**Provided data:**
· · · · · · ·

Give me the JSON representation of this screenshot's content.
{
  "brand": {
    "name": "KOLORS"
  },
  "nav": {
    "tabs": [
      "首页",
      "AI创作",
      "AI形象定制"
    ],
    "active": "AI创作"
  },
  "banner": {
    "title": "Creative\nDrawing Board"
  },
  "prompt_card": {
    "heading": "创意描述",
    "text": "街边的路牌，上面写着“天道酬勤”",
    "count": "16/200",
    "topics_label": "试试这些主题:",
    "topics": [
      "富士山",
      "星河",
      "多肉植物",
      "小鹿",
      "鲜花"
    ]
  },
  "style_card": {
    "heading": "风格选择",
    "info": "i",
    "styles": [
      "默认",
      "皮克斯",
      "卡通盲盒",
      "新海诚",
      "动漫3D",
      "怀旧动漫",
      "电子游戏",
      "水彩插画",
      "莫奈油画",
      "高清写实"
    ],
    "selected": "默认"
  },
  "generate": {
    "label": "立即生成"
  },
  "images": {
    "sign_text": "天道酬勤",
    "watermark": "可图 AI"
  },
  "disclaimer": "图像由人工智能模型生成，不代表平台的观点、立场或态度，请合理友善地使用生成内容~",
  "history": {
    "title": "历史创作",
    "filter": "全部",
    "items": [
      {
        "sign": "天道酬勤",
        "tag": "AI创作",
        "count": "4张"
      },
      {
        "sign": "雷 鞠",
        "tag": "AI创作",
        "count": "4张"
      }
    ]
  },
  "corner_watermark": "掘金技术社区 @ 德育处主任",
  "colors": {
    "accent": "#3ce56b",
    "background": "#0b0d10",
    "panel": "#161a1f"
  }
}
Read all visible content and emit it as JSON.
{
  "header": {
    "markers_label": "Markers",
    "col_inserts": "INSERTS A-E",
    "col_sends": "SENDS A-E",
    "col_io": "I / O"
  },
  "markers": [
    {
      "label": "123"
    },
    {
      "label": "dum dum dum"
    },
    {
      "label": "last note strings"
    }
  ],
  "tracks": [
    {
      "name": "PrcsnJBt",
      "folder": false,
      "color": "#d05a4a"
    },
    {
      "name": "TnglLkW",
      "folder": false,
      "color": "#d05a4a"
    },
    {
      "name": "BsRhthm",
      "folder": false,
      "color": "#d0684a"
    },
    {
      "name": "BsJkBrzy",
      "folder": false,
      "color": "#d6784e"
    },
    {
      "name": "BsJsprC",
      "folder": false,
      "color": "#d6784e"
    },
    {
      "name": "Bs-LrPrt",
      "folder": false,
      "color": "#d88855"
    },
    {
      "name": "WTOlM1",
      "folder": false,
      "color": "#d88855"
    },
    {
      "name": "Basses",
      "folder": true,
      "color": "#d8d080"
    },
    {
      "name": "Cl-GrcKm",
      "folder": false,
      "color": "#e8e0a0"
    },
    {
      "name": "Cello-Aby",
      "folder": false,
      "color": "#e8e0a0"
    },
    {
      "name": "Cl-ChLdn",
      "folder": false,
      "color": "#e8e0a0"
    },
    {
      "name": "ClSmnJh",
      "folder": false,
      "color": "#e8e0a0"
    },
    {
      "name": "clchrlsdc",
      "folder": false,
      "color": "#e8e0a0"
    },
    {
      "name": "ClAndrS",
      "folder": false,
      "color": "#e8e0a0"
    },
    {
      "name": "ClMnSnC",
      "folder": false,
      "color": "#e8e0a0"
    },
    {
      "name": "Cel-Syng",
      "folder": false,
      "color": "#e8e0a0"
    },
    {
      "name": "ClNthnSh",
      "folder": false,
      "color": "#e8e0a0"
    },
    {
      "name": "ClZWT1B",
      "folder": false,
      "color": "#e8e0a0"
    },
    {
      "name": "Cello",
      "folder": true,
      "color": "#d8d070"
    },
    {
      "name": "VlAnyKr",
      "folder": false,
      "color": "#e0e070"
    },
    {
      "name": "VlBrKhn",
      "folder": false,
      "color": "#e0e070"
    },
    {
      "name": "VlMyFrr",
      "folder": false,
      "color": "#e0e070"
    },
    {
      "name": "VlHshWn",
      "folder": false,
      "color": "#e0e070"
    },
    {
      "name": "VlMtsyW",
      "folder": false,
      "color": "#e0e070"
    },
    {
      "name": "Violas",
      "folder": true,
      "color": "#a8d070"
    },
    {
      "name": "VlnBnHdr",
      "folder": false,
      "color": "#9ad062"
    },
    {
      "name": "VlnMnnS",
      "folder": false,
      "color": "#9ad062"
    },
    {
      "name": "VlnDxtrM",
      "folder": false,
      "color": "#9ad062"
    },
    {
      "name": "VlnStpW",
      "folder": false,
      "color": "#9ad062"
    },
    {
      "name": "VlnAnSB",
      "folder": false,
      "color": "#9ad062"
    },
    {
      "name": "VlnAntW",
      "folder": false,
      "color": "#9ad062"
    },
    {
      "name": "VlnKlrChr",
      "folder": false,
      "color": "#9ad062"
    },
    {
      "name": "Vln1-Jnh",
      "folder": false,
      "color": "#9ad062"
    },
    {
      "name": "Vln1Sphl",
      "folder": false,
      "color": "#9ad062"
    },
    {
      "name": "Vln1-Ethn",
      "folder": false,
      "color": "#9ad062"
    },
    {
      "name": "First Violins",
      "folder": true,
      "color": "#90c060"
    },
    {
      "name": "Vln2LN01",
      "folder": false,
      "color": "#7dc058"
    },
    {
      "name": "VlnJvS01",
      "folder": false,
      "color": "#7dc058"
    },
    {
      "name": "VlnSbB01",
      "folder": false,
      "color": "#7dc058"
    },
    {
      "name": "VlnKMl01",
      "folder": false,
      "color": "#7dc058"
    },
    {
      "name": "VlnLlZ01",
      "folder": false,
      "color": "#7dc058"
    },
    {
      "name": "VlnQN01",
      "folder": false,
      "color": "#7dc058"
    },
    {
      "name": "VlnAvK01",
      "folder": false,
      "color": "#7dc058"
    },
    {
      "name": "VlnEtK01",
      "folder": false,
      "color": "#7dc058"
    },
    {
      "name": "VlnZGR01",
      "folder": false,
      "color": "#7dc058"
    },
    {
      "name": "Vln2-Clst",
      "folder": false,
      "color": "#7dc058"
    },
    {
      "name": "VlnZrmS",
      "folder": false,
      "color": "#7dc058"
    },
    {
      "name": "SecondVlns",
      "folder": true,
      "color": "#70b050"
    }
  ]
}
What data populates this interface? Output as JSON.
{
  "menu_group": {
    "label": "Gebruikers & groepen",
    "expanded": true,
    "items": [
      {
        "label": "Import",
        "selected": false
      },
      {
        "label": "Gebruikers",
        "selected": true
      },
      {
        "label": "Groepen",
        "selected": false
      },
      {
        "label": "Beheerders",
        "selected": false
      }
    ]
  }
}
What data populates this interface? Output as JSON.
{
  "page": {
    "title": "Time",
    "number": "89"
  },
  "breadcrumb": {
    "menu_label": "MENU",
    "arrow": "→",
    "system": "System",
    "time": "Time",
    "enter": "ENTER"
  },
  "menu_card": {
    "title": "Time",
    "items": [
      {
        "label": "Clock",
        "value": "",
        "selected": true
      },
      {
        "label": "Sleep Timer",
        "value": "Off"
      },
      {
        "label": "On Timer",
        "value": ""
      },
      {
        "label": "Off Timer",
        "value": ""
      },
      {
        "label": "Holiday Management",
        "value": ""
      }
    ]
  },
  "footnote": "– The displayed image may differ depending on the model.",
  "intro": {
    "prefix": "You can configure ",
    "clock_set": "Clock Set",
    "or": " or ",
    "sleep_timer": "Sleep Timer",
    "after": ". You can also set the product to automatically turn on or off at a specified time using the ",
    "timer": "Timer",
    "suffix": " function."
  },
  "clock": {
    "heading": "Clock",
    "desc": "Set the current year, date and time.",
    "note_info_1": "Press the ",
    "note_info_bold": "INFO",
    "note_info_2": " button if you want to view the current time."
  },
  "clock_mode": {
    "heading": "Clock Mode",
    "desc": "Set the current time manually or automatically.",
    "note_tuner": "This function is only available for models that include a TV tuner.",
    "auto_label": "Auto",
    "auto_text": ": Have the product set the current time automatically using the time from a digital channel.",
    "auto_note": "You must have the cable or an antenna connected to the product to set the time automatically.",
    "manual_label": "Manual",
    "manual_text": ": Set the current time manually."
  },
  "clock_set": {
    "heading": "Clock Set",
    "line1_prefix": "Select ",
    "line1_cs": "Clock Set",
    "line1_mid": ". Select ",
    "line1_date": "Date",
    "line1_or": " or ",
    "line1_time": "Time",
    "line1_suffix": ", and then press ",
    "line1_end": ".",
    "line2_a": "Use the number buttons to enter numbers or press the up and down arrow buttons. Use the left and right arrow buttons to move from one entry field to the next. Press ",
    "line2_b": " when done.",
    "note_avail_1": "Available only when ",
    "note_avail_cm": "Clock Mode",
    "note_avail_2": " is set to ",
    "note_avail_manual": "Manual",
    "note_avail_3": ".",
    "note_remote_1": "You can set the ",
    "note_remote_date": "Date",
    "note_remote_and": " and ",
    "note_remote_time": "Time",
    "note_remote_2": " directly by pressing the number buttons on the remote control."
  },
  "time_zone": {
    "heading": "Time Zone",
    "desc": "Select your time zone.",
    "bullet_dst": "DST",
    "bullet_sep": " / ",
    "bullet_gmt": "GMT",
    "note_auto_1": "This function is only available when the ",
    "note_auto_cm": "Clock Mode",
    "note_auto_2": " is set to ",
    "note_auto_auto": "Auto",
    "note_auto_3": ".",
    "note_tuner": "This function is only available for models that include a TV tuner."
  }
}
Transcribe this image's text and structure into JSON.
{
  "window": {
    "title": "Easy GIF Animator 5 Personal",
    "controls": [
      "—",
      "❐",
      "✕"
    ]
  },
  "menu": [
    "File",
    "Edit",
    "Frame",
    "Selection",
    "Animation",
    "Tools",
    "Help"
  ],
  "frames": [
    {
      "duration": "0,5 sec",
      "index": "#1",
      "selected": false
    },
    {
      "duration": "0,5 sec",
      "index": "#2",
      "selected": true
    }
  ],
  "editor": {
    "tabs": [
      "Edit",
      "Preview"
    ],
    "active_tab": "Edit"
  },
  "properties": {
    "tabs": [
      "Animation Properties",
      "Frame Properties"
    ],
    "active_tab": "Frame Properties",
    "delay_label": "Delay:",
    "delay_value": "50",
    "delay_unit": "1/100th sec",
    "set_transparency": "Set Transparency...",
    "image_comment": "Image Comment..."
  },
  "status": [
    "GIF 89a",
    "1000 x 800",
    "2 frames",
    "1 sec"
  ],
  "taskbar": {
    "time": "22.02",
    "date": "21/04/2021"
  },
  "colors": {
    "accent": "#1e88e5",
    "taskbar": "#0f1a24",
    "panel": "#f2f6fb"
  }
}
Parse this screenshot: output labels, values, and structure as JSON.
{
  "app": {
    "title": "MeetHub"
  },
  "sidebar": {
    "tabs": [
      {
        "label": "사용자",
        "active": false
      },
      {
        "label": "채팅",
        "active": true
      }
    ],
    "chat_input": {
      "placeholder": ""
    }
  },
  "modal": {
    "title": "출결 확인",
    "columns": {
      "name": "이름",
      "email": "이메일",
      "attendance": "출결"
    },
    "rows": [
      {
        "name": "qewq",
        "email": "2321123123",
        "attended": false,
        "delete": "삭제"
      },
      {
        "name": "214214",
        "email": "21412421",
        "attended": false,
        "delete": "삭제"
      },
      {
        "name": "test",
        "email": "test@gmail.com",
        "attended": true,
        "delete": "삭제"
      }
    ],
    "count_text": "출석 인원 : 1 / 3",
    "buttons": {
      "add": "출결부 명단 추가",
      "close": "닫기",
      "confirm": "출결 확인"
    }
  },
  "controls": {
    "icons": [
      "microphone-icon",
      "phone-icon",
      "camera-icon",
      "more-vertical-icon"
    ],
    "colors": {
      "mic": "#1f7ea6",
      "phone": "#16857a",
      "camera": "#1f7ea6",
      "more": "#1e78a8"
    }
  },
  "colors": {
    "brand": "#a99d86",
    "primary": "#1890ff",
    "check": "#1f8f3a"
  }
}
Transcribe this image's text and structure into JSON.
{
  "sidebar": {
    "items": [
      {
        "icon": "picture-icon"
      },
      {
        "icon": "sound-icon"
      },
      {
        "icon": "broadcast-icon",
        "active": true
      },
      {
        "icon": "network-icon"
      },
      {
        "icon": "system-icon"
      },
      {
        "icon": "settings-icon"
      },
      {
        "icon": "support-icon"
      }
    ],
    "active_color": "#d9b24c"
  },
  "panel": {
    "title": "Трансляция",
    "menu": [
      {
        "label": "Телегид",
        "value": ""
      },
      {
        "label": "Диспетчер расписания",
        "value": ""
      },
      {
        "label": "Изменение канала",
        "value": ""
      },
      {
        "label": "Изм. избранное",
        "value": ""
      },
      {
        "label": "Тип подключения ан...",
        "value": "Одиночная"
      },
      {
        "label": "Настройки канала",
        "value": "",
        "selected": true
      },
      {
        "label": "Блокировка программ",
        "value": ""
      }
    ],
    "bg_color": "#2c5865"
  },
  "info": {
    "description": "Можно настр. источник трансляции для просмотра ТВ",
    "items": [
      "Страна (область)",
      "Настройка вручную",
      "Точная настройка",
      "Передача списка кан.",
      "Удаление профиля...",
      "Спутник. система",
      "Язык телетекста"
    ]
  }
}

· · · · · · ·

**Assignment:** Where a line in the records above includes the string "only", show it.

**Written response:**
    "note_tuner": "This function is only available for models that include a TV tuner.",
    "note_avail_1": "Available only when ",
    "note_auto_1": "This function is only available when the ",
    "note_tuner": "This function is only available for models that include a TV tuner."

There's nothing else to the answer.